  18. 18. ROADMAP FOR FISCAL CONSOLIDATION. • On the expenditure side, government took major decisions to contain government spending on subsidy. It was estimated that on account of revenue shortfall and increased government spending, largely on subsidies, there will be need for curbing other expenditures to remain within the announced fiscal deficit target of 5.3 per cent in 2012-13. • Accordingly, government undertook major exercise of rationalizing both Plan and Non-plan spending to match the revenues. • Government took important administrative decisions including allowing FDI up to 49 per cent in Insurance sector, permitting FDI in multi brand retailing, carrying out amendment in banking regulation laws to allow foreign banks. • Firm action to control public spending and easing of inflationary pressure led to downward revision of interest rates by the Reserve Bank in January, 2013. • the revenues are targeted to grow at an improved 10.9 per cent of the GDP, thereby bringing down the fiscal deficit to the projected levels of 4.8 per cent.
  19. 19. FISCAL POLICY FOR 2013-2014 • The fiscal policy of 2013-14 has been calibrated with two fold objectives - first, to aid economy in growth revival; and second, to bring down the deficit from 2012-13 level so as to leave space for private sector credit as the investment cycle picks up. • Tax to GDP ratio estimated at 10.7 per cent of GDP in BE 201213 is estimated to fall to 10.4 per cent of GDP in RE 2012-13, due to slowdown in economic growth.
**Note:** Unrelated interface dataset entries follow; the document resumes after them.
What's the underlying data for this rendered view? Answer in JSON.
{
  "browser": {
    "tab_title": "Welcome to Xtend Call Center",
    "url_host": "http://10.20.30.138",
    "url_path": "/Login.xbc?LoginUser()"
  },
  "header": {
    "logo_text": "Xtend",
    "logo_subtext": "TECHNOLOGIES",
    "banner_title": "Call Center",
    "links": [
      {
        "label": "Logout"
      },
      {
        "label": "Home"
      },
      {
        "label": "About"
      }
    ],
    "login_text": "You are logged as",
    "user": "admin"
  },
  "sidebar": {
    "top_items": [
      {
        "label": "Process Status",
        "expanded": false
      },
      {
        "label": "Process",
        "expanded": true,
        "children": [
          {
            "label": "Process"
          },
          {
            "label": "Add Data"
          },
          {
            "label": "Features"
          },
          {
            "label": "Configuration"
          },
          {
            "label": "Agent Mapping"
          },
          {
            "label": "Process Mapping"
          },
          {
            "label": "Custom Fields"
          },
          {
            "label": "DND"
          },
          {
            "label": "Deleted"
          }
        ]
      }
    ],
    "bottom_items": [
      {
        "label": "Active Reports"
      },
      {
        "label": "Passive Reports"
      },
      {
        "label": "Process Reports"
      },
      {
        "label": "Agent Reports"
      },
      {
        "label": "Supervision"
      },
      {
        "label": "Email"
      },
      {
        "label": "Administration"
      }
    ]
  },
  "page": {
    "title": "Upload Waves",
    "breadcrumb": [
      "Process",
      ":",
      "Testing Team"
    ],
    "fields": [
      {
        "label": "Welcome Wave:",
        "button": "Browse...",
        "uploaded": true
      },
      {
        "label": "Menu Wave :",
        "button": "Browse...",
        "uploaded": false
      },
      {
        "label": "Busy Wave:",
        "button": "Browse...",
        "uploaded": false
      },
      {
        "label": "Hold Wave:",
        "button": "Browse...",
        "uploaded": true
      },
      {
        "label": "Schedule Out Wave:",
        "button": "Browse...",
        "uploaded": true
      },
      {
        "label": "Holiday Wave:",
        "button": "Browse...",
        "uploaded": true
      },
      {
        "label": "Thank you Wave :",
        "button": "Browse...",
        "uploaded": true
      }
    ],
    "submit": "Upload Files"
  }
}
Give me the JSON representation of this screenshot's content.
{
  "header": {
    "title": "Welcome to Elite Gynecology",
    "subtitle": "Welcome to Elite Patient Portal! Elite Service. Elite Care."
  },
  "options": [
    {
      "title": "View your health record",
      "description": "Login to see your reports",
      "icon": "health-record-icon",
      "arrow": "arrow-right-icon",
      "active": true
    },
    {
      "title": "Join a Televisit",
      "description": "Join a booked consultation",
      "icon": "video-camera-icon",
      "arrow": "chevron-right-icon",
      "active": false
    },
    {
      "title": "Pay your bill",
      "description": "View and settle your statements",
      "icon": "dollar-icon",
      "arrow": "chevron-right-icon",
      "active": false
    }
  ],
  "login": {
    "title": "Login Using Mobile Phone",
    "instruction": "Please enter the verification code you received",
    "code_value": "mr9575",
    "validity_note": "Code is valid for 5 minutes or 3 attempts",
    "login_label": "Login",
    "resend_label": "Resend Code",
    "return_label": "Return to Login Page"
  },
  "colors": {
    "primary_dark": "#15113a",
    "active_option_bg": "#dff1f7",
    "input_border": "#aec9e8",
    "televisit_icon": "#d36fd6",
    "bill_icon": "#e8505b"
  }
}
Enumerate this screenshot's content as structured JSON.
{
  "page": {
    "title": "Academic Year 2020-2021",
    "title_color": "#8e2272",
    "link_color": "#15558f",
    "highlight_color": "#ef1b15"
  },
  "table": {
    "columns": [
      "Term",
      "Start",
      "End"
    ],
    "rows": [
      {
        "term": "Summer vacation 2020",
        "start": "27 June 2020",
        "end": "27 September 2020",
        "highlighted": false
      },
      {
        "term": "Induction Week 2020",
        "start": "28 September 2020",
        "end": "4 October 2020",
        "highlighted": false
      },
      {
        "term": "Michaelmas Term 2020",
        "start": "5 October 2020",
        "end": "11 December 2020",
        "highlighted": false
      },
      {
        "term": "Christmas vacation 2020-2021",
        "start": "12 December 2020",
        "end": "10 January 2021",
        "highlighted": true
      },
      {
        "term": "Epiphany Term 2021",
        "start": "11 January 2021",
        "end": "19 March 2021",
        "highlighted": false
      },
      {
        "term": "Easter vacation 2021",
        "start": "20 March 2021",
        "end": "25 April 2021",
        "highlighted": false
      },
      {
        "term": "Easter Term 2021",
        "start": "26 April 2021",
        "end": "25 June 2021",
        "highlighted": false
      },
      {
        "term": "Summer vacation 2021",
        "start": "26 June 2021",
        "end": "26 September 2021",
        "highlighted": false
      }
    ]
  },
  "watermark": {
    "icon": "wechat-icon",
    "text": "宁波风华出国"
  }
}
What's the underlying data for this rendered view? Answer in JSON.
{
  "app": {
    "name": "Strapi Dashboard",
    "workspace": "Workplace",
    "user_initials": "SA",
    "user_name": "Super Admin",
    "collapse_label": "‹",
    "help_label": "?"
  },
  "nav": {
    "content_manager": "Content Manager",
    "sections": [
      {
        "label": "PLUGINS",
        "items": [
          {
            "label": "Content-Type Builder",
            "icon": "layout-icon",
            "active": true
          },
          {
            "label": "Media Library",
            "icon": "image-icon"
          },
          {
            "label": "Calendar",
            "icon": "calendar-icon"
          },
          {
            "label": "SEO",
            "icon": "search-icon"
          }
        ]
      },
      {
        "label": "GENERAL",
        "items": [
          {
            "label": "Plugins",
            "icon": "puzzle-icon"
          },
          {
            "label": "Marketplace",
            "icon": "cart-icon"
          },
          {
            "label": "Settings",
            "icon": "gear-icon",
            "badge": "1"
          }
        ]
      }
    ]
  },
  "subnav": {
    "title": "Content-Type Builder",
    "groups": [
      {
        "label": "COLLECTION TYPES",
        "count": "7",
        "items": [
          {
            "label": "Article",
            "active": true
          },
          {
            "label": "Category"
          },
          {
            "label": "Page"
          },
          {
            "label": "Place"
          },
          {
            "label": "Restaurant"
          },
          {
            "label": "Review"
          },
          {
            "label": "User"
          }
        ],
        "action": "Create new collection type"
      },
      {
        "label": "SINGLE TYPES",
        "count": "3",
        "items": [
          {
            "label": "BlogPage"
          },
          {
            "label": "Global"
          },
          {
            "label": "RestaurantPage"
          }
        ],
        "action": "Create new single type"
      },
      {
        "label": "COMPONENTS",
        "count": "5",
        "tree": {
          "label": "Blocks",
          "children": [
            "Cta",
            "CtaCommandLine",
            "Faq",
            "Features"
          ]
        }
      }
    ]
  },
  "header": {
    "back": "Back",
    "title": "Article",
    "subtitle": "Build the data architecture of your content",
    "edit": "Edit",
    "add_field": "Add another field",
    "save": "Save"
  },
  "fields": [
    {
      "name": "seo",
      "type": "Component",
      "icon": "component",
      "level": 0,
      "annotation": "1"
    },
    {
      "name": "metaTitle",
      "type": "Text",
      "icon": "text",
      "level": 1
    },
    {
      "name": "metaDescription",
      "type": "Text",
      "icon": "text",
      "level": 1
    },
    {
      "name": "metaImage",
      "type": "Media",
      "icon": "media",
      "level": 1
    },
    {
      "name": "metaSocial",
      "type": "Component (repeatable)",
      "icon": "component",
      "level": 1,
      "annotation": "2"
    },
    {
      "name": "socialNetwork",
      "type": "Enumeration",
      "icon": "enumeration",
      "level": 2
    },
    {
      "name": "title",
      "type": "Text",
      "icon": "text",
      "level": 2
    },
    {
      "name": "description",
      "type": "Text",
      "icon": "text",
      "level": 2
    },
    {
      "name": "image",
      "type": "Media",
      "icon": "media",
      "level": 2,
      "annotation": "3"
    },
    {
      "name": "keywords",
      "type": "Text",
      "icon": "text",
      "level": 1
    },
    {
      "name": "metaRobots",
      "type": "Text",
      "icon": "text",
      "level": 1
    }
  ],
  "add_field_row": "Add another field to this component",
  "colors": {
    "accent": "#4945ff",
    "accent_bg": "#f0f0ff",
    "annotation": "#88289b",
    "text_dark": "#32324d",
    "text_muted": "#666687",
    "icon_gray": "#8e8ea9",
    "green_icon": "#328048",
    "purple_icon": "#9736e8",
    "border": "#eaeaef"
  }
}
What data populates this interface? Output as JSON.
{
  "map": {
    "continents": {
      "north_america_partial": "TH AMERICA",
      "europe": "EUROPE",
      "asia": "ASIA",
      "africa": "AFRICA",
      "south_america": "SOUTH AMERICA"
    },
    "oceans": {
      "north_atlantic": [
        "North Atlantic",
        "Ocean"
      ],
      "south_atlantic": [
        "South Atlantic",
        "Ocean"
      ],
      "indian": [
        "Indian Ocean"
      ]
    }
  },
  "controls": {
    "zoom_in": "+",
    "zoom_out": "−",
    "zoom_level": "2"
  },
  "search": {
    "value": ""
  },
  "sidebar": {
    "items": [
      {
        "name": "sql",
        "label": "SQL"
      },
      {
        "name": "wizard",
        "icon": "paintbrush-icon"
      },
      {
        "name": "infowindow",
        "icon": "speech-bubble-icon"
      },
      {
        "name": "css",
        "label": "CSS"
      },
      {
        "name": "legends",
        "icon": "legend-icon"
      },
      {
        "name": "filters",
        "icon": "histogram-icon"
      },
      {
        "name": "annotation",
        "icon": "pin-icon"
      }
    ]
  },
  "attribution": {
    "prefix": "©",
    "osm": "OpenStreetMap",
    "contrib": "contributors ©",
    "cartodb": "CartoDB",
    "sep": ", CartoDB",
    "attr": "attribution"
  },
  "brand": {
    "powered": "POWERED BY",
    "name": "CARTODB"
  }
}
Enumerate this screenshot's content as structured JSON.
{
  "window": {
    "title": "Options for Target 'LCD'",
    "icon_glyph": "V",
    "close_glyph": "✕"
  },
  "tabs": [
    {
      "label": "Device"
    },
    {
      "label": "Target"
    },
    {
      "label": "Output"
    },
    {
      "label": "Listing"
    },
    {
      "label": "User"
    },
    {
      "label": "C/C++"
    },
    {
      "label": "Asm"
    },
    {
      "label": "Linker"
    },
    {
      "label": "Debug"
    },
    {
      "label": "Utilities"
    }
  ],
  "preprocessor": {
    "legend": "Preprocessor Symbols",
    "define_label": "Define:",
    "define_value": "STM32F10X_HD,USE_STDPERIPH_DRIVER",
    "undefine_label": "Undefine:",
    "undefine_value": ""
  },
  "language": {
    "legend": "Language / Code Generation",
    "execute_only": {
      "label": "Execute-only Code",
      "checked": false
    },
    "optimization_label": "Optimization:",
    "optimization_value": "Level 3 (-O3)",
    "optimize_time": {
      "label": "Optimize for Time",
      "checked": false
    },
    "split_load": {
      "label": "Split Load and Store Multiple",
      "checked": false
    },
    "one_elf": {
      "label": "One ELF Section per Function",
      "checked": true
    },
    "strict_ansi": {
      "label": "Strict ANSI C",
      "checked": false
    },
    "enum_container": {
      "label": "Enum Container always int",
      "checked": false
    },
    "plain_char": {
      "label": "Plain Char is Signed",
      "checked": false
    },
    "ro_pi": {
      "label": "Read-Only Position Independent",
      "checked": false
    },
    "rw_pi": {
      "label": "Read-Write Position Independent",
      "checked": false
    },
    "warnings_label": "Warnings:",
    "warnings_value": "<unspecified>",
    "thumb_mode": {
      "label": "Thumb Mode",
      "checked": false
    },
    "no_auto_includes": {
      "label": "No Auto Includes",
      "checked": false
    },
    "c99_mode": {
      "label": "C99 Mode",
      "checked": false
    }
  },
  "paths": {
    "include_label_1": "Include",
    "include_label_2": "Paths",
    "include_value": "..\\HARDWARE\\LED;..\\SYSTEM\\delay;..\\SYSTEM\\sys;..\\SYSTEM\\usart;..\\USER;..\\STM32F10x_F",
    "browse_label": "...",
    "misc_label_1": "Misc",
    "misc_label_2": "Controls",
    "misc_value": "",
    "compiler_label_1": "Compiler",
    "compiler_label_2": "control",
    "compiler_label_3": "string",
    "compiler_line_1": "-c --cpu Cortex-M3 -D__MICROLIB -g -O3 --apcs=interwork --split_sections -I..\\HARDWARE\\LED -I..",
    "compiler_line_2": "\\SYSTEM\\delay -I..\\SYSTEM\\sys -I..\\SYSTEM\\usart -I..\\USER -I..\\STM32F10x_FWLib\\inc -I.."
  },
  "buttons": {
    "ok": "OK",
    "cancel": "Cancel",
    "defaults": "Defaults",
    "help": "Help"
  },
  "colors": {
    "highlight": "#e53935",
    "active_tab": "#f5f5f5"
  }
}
Tax to GDP ratio is estimated to increase to 10.9 per cent in BE 2013-14, with the growth of 19.1 per cent over RE 2012-13. Substantial growth of 32.8 per cent has been provided for non-tax revenue in BE 2013-14 as compared to RE 2012-13.
  20. 20. INDIRECT TAXES: • Increase in excise duty on mobile phones of retail sale price exceeding Rs 2000 from 1 per cent to 6 per cent. • Increase in excise duty on SUVs from 27 per cent to 30 per cent. • Increase in basic customs duty on high end motor cars from 75 per cent to 100 per cent. • Increase in excise duty on cigarettes. • Increase in basic customs duty on Set Top Boxes from 5 per cent to 10 per cent. • Imposition of basic customs duty on steam coal at 2 per cent and CVD at 2 per cent. On bituminous coal, basic customs duty is being reduced from 5 per cent to 2 per cent and CVD from 6 per cent to 2 per cent. • Increase in basic customs duty on raw silk from 5 per cent to 15 per cent. • Increase in excise duty on marble slabs and tiles from Rs 30 per square metre to Rs 60 per square metre. • Government had earlier revised the customs duty on standard gold bars from 4 per cent to 6 per cent
  21. 21. DIRECT TAXES: • Tax Deduction at the rate of 1 per cent on immovable property (other than agricultural land) having value exceeding Rs 50 lakhs. • Tax on payments by way of royalty and fees for technical services to non-residents to be raised from 10 per cent to 25 per cent. • It is proposed to provide that where the stamp duty value on transfer of immovable property held as stock in trade is greater than the sale consideration, the stamp duty value will be considered as full value of consideration.